Each entry in the listing must be set down again word for word.

========

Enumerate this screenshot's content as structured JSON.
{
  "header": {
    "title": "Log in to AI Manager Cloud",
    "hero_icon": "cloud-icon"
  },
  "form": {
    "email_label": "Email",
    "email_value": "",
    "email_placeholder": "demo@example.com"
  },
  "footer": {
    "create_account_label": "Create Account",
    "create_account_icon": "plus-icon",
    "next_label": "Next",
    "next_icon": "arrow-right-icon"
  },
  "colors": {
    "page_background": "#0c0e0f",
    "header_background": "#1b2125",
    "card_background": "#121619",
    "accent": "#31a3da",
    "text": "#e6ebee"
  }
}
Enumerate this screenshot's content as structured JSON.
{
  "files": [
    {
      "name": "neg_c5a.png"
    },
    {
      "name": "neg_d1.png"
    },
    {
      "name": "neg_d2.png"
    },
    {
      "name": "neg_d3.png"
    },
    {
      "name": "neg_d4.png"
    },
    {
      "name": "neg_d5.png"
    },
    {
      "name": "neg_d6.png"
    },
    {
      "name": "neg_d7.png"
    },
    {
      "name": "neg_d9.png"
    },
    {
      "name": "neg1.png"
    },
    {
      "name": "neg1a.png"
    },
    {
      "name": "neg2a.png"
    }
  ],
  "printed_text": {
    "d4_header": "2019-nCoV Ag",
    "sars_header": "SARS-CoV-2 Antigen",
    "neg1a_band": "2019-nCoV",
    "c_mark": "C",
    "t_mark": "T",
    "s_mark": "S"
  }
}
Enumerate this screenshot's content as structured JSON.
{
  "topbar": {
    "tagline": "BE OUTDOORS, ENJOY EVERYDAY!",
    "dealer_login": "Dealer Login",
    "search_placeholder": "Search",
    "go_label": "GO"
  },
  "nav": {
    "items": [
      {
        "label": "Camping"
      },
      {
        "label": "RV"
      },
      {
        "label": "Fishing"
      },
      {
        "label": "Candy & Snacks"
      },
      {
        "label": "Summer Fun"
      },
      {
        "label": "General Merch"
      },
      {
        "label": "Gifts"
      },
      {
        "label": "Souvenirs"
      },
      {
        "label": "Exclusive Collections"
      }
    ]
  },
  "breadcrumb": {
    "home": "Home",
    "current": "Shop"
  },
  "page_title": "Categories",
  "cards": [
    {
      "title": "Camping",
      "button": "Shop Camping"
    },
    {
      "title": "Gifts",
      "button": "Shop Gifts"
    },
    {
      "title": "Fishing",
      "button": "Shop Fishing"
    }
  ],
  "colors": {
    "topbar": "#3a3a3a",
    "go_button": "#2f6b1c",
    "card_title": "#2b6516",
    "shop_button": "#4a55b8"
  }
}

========

■ **Reply to the exercise**
Enumerate this screenshot's content as structured JSON.
{
  "header": {
    "title": "Log in to AI Manager Cloud",
    "hero_icon": "cloud-icon"
  },
  "form": {
    "email_label": "Email",
    "email_value": "",
    "email_placeholder": "demo@example.com"
  },
  "footer": {
    "create_account_label": "Create Account",
    "create_account_icon": "plus-icon",
    "next_label": "Next",
    "next_icon": "arrow-right-icon"
  },
  "colors": {
    "page_background": "#0c0e0f",
    "header_background": "#1b2125",
    "card_background": "#121619",
    "accent": "#31a3da",
    "text": "#e6ebee"
  }
}
Enumerate this screenshot's content as structured JSON.
{
  "files": [
    {
      "name": "neg_c5a.png"
    },
    {
      "name": "neg_d1.png"
    },
    {
      "name": "neg_d2.png"
    },
    {
      "name": "neg_d3.png"
    },
    {
      "name": "neg_d4.png"
    },
    {
      "name": "neg_d5.png"
    },
    {
      "name": "neg_d6.png"
    },
    {
      "name": "neg_d7.png"
    },
    {
      "name": "neg_d9.png"
    },
    {
      "name": "neg1.png"
    },
    {
      "name": "neg1a.png"
    },
    {
      "name": "neg2a.png"
    }
  ],
  "printed_text": {
    "d4_header": "2019-nCoV Ag",
    "sars_header": "SARS-CoV-2 Antigen",
    "neg1a_band": "2019-nCoV",
    "c_mark": "C",
    "t_mark": "T",
    "s_mark": "S"
  }
}
Enumerate this screenshot's content as structured JSON.
{
  "topbar": {
    "tagline": "BE OUTDOORS, ENJOY EVERYDAY!",
    "dealer_login": "Dealer Login",
    "search_placeholder": "Search",
    "go_label": "GO"
  },
  "nav": {
    "items": [
      {
        "label": "Camping"
      },
      {
        "label": "RV"
      },
      {
        "label": "Fishing"
      },
      {
        "label": "Candy & Snacks"
      },
      {
        "label": "Summer Fun"
      },
      {
        "label": "General Merch"
      },
      {
        "label": "Gifts"
      },
      {
        "label": "Souvenirs"
      },
      {
        "label": "Exclusive Collections"
      }
    ]
  },
  "breadcrumb": {
    "home": "Home",
    "current": "Shop"
  },
  "page_title": "Categories",
  "cards": [
    {
      "title": "Camping",
      "button": "Shop Camping"
    },
    {
      "title": "Gifts",
      "button": "Shop Gifts"
    },
    {
      "title": "Fishing",
      "button": "Shop Fishing"
    }
  ],
  "colors": {
    "topbar": "#3a3a3a",
    "go_button": "#2f6b1c",
    "card_title": "#2b6516",
    "shop_button": "#4a55b8"
  }
}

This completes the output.